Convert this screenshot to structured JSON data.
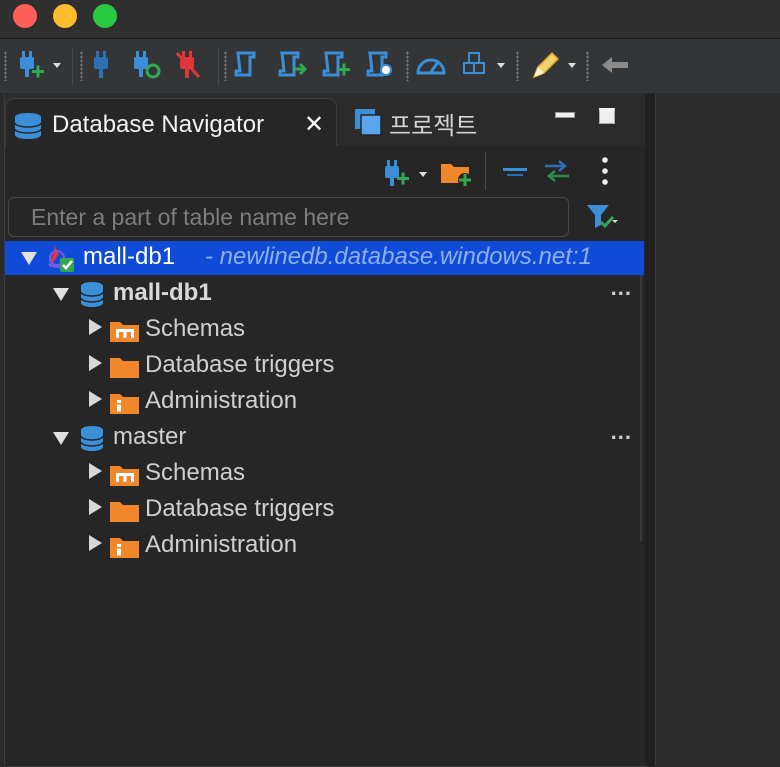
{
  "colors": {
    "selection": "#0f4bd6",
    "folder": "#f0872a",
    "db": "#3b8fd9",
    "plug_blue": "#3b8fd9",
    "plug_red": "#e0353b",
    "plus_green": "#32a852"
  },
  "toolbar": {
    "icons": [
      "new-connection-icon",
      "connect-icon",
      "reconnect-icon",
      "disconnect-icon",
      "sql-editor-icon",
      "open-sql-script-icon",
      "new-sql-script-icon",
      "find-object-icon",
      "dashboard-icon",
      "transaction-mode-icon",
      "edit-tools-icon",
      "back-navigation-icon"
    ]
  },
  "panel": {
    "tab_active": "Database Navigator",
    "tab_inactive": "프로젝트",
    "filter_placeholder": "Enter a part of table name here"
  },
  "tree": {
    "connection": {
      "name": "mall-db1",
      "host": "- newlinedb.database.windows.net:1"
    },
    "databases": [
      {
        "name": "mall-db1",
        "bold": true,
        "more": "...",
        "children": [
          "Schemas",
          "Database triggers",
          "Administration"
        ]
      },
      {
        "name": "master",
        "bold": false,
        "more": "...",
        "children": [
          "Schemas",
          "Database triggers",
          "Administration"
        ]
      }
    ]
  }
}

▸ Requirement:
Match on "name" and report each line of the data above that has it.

▸ Result:
    "filter_placeholder": "Enter a part of table name here"
      "name": "mall-db1",
        "name": "mall-db1",
        "name": "master",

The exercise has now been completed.